Most women are seen at weeks 16-18 for a brief routine visit (there is typically no ultrasound at this appointment). Your provider will likely recommend a blood draw around this time, called “Maternal Serum Alpha-Fetoprotein,” or MSAFP. This test screens for open neural tube defects such as spina bifida.
Around 20 weeks, your doctor will see you for something called an Anatomy Scan. This appointment will include a detailed ultrasound that closely examines each of your baby’s body parts and organs to ensure proper development. If you didn’t find out baby’s sex in early pregnancy via bloodwork, you can find out at this appointment, if desired.
If you are keeping the sex a surprise, be sure to let your doctor or ultrasound tech know before this scan so that they don’t slip up!
You can expect the next routine appointment to be around 28 weeks, during which your doctor will screen for gestational diabetes and anemia.
Telling Your Family: Have You Spilled the Beans?
It’s hard to know when to share the big news with family, friends, and coworkers. Many parents-to-be choose to wait until the 2nd trimester to let loved ones know about their one-on-the-way, the reasoning being that the risk for miscarriage drops significantly once you reach the second trimester mark. Take a look at our article on fun ways to announce your news.
If you suffer from severe nausea in the first trimester or work in a job that requires special accommodations in pregnancy, you may have to tell others sooner. Know that this decision is entirely up to you and your partner and there is no “right” time—do what feels comfortable for you.
When does the second trimester start?
The second trimester runs from week 13 to 26.
How many weeks long is the second trimester?
This 2nd trimester lasts for 13 weeks.
What is Fundal Height?
This is a measure from top of your uterus to your pubic bone. After 24 weeks, your fundal height in centimeters should be the same as how many weeks pregnant you are.
What is Quickening?
This is another term for Fetal Movement – the fluttering movements as your baby starts to move more.
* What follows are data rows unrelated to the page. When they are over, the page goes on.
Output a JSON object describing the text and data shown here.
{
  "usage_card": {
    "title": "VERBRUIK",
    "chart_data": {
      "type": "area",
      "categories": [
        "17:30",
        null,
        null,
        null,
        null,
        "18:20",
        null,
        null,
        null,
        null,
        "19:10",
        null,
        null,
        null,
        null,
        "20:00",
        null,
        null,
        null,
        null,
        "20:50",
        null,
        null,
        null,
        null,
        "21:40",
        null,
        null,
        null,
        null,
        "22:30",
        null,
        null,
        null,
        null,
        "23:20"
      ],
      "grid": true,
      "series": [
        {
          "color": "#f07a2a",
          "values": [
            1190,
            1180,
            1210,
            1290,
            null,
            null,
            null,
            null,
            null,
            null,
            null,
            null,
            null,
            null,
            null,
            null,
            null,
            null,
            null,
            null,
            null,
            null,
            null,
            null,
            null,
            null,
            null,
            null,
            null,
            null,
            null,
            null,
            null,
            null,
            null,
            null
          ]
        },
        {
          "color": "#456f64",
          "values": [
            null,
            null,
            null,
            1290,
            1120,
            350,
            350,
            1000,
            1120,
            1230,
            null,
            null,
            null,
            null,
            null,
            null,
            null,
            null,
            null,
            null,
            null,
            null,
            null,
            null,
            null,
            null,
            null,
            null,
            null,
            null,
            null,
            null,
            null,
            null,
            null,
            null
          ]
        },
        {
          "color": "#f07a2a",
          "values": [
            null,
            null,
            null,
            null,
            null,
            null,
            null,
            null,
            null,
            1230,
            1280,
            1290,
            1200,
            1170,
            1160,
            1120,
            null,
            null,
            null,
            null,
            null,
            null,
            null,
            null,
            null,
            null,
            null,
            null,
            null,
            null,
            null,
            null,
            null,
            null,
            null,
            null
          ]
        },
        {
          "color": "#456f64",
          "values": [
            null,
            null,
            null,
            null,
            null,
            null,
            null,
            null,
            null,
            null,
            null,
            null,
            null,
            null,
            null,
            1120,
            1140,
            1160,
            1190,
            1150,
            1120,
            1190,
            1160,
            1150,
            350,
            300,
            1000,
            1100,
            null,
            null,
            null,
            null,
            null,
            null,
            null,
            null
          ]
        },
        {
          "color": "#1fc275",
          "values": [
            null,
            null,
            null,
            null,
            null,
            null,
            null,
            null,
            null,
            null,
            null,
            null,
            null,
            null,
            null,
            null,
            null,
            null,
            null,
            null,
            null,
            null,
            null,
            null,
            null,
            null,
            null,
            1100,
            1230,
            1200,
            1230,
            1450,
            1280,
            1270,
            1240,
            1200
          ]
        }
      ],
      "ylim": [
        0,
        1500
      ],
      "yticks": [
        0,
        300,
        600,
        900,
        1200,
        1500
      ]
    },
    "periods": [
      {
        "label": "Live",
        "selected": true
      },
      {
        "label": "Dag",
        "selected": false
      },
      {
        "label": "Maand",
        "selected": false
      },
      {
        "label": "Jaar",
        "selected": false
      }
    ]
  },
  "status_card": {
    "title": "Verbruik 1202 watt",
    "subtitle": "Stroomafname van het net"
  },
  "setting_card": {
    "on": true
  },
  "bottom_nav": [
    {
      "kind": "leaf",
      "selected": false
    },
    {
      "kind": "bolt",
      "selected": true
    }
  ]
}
You should start to feel fetal movement around weeks 16-24 (second-time moms tend to detect movement earlier).
In this series
First Trimester: Read our guide to the first trimester of your pregnancy.
Second Trimester: This guide.
Third Trimester: Read our guide to the third trimester of your pregnancy.
Routine blood tests during pregnancy: Our guide to the blood tests you’ll be recommended during pregnancy